The fact that thinking about the world is embedded in processes that are themselves different from the processes you’re thinking about, means that the ideas we have about the world and the world itself are never one-to-one mappings. The former are always simplifications, reorganizations and emphases that exist only on the map, not the territory.
I’ve written before how a lot of us strive to see reality as it is. Would-be rationalists want to see the raw truth, without all the human superstitions and convenient beliefs. Spiritualists want to feel the universe as one, apart from the deceptions of human thinking. Religions, philosophies and thinkers for centuries have tried to grasp at an ultimate reality.
However, it’s likely more often the case that there are merely different ways of conceptualizing the world, rather than the accurate one. Models which leave something out in order to represent something else better.
This may sound abstract, but it’s something you do all the time. When looking at objects, we automatically represent them in 3D—chairs and tables have legs that are of equal length. Yet, when you’re drawing, you need to represent them in 2D. This means suppressing your normal instinct to see table legs as equally long, and instead draw them based on the space the occupy in your visual field. Closer is bigger, further is shorter.
Which perspective is the “true” one? Neither really. Saying it’s a chair with legs is just a convenience. If I smashed it with a wrecking ball, what happened to the chair? It was really just some wood and metal all along. Which were just molecules. Which were just a fantastic number of particles obeying the bizarre rules of quantum mechanics.
Seeing a chair as a 3D object or a 2D one, therefore, can only be judged relative to some context you want to use it. Do you want to sit on the chair (and thus hope the legs are roughly the same size)? Or do you want to draw it, and need foreshortening?
No View is Real, But Some are Realer than Others
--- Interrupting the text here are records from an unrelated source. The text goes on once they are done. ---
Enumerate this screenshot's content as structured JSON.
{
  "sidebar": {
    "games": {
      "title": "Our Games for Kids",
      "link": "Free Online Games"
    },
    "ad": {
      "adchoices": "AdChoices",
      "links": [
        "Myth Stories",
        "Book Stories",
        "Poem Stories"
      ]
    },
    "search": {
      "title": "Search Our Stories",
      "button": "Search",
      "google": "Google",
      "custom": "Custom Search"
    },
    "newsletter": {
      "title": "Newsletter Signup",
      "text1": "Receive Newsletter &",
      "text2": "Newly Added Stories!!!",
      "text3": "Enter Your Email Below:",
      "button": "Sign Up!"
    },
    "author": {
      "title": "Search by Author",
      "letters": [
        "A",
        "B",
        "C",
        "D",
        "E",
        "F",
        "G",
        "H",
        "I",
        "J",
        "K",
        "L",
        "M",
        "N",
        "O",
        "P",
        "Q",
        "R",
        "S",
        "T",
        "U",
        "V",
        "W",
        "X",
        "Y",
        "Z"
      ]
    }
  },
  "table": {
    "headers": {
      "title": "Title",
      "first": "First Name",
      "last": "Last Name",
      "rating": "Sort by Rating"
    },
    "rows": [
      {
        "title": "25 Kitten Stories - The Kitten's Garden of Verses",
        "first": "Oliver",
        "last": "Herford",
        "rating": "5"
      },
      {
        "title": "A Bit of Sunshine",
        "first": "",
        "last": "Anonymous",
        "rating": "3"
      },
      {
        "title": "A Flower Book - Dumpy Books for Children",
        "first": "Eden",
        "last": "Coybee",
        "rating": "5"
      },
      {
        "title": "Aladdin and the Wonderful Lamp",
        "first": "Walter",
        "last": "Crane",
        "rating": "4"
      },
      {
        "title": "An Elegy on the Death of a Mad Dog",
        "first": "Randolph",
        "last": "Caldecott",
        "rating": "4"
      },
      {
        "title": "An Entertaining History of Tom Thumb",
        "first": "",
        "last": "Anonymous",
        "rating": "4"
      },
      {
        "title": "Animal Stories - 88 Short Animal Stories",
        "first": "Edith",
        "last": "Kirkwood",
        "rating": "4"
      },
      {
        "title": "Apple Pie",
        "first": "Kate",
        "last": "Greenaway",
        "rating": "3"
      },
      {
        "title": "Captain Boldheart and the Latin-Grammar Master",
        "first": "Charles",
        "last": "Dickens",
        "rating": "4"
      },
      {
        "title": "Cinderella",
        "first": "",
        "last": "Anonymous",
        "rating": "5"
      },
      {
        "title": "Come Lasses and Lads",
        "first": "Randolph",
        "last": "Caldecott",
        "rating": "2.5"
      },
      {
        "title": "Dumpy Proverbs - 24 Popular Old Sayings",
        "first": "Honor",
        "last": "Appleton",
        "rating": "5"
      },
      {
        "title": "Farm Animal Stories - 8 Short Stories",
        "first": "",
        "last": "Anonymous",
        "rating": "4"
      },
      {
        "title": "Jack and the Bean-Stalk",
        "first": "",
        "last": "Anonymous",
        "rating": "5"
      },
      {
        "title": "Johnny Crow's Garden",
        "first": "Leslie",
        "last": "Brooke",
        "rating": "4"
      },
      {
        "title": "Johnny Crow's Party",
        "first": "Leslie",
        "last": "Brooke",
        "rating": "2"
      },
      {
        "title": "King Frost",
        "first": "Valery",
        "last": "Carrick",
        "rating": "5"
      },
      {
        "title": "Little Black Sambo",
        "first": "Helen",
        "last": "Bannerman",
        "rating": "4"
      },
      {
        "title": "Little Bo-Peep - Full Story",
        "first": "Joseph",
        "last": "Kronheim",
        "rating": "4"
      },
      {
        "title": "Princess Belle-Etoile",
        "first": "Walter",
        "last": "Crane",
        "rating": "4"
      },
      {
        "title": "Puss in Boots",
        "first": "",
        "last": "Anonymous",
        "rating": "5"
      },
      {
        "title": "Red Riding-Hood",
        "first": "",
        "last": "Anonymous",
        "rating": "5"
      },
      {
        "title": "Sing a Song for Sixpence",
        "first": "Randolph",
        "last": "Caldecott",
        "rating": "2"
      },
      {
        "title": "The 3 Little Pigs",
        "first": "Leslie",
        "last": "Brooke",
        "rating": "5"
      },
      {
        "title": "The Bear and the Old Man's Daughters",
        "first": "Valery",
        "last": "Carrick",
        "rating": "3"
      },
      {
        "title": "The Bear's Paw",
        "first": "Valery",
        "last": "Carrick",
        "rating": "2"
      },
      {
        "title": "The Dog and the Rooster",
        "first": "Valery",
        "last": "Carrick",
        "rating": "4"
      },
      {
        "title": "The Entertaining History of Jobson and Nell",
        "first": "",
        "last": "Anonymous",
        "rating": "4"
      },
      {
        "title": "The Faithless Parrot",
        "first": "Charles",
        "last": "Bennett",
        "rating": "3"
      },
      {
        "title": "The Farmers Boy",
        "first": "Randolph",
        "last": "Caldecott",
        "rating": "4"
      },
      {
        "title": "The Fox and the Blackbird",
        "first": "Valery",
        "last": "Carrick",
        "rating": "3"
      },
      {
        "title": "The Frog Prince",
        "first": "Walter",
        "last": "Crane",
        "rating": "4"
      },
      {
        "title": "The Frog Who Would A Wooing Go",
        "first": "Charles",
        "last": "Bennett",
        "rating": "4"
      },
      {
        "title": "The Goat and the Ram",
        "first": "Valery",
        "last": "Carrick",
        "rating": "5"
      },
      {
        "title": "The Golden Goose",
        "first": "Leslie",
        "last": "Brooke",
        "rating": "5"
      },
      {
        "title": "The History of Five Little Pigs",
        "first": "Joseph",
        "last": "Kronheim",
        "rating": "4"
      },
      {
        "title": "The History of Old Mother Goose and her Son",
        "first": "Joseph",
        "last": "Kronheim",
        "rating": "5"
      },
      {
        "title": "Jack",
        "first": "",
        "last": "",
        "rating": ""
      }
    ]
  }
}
The world is, to our best guess, hierarchical. But knowledge isn’t. Knowledge is based on models that are themselves far simpler than the reality they describe. Enormous compressions of information from countless quantum mechanical particles following differential equations, to a few bits of information: chair or not-chair, black or white, inside or outside.
All we have are the models. This doesn’t mean reality is whatever you want it to be. Just that there are lots of different ways you can think about reality. Some will be more useful than others in all cases. Some will be more useful than others, depending on the questions you want to ask.
All learning is really about acquiring more models. Learning when to apply which ones. Integrating pictures so you know to see the table legs as different sizes when drawing, but the same when you want to sit down on them. Knowing when the fuzzy boundaries of one model break down and you need something else to take its place.
In some ways, this model of models I’m describing is not the one we’re born with. Our intuition is that there should be one true way of looking at things, and that the others are wrong. Or, that our models of thinking should collapse into “truer” perspectives the way reality seems to reduce as you go further down the hierarchy.
Our built-in nature is to separate things and make them black-or-white. Since this model of models says that it’s neither true that there’s a “correct” way of looking at things, nor does it say that all ways of looking at things are equally valid. Instead, the model-of-models is a description of itself—there are times when you want to view things in one, “best” way, and other times when you need to choose between different perspectives, depending on the questions you want to ask.
Yet, I think the more comfortable you can get with this unsettling view, the better you can approach learning anything and living in the world. Give up models that don’t work for you. Learn multiple ones that do. Accept that most models are terrible, and aren’t worth learning at all. Yet, recognize that, in many places, it’s only by having multiple models that you can think about it correctly even some of the time.
Also, to remember that this way of looking at things is just another model. What’s going on in your head is actually more complicated.